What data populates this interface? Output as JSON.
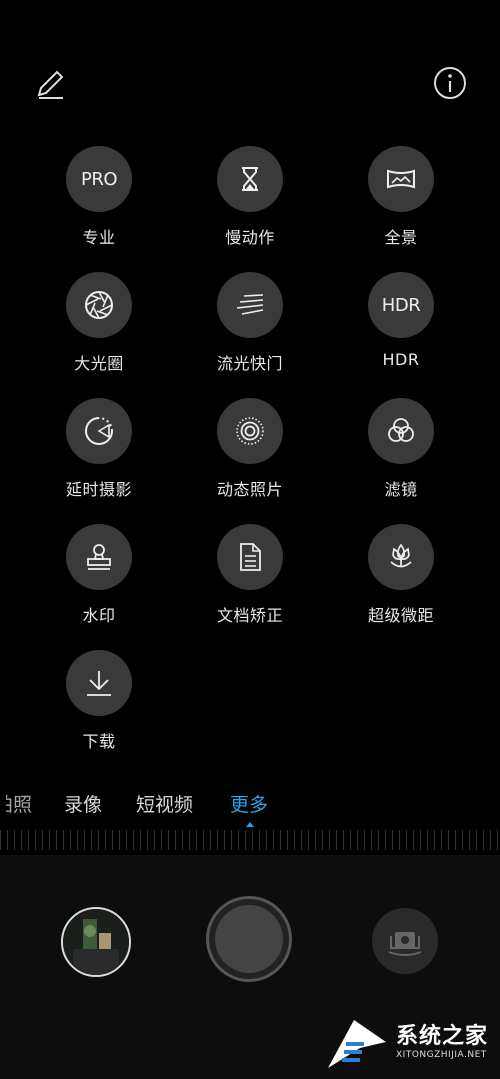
{
  "modes": [
    {
      "label": "专业",
      "icon": "pro-text-icon",
      "icon_text": "PRO"
    },
    {
      "label": "慢动作",
      "icon": "hourglass-icon"
    },
    {
      "label": "全景",
      "icon": "panorama-icon"
    },
    {
      "label": "大光圈",
      "icon": "aperture-icon"
    },
    {
      "label": "流光快门",
      "icon": "light-trail-icon"
    },
    {
      "label": "HDR",
      "icon": "hdr-text-icon",
      "icon_text": "HDR"
    },
    {
      "label": "延时摄影",
      "icon": "timelapse-icon"
    },
    {
      "label": "动态照片",
      "icon": "moving-picture-icon"
    },
    {
      "label": "滤镜",
      "icon": "filter-icon"
    },
    {
      "label": "水印",
      "icon": "stamp-icon"
    },
    {
      "label": "文档矫正",
      "icon": "document-icon"
    },
    {
      "label": "超级微距",
      "icon": "flower-macro-icon"
    },
    {
      "label": "下载",
      "icon": "download-icon"
    }
  ],
  "tabs": [
    {
      "label": "拍照",
      "visible_text": "拍照"
    },
    {
      "label": "录像"
    },
    {
      "label": "短视频"
    },
    {
      "label": "更多",
      "active": true
    }
  ],
  "watermark": {
    "title": "系统之家",
    "url": "XITONGZHIJIA.NET"
  },
  "colors": {
    "accent": "#29a3e8",
    "icon_bg": "#3a3a3a",
    "background": "#000000"
  }
}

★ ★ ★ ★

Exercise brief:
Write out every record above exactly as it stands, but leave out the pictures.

Written reply:
What data populates this interface? Output as JSON.
{
  "modes": [
    {
      "label": "专业",
      "icon": "pro-text-icon",
      "icon_text": "PRO"
    },
    {
      "label": "慢动作",
      "icon": "hourglass-icon"
    },
    {
      "label": "全景",
      "icon": "panorama-icon"
    },
    {
      "label": "大光圈",
      "icon": "aperture-icon"
    },
    {
      "label": "流光快门",
      "icon": "light-trail-icon"
    },
    {
      "label": "HDR",
      "icon": "hdr-text-icon",
      "icon_text": "HDR"
    },
    {
      "label": "延时摄影",
      "icon": "timelapse-icon"
    },
    {
      "label": "动态照片",
      "icon": "moving-picture-icon"
    },
    {
      "label": "滤镜",
      "icon": "filter-icon"
    },
    {
      "label": "水印",
      "icon": "stamp-icon"
    },
    {
      "label": "文档矫正",
      "icon": "document-icon"
    },
    {
      "label": "超级微距",
      "icon": "flower-macro-icon"
    },
    {
      "label": "下载",
      "icon": "download-icon"
    }
  ],
  "tabs": [
    {
      "label": "拍照",
      "visible_text": "拍照"
    },
    {
      "label": "录像"
    },
    {
      "label": "短视频"
    },
    {
      "label": "更多",
      "active": true
    }
  ],
  "watermark": {
    "title": "系统之家",
    "url": "XITONGZHIJIA.NET"
  },
  "colors": {
    "accent": "#29a3e8",
    "icon_bg": "#3a3a3a",
    "background": "#000000"
  }
}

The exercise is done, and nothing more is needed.